Microsoft's Windows Vista has enough changes in the way it operates compared to Windows XP to make some pre-Vista release applications cease to work properly. Perhaps the most dramatic differences come in the realm of the basic anti-virus software. This PR release came across my desk today and I thought I'd pass it on:Milburn, NJ – February 12th 2007 – GRISOFT, developer of AVG security software, announces that AVG Anti-Virus has received Virus Bulletin's VB100 award for tests completed on Microsoft Windows Vista. This award states that AVG had found and removed all presented viruses considered to be "in the wild" and is therefore ready to protect users of the new operating system by Microsoft. Quality of AVG Anti-Virus for 32-bit and 64-bit versions of Windows Vista is also approved by ICSA Labs, which certified AVG Anti-Virus on the Vista platform recently.
"The close cooperation with Microsoft in developing security tools for beta versions of Windows Vista and the preparation for the Vista launch was a great experience for us,” said Larry Bridwell of GRISOFT, vice president of Global Security Strategies. "We can now with full confidence say that users of our security products are prepared to face a broad range of Internet threats even when upgrading to Windows Vista.”
I use the free version of AVG, GRISOFT's anti-virus software, and have been quite pleased with its performance under the Vista operating system. You could go for the other anti-virus products out there, including Microsoft's own One Care, but the price for personal use is just hard to beat.
Mark Kaelin is a CBS Interactive Senior Editor for TechRepublic.
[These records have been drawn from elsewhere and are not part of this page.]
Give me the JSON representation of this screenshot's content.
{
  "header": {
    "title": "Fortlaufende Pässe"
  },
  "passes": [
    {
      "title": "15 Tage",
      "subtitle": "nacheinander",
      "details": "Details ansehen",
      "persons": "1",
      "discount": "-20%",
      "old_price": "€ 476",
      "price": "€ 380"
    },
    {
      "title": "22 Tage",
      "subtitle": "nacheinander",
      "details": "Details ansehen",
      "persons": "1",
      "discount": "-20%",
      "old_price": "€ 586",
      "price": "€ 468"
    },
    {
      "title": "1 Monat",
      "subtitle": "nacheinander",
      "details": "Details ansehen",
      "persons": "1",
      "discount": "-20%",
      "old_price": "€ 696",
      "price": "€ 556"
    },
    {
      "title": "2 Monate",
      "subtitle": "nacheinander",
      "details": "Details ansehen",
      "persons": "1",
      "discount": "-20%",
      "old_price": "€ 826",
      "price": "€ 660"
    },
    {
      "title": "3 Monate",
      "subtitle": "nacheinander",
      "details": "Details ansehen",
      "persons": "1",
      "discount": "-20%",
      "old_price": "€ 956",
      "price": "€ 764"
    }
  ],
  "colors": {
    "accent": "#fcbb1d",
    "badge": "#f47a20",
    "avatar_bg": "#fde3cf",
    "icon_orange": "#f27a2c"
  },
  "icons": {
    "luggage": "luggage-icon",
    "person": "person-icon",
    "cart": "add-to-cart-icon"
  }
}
He is the host for the Microsoft Windows and Office blog, the Google in the Enterprise blog, the Five Apps blog and the Big Data Analytics blog.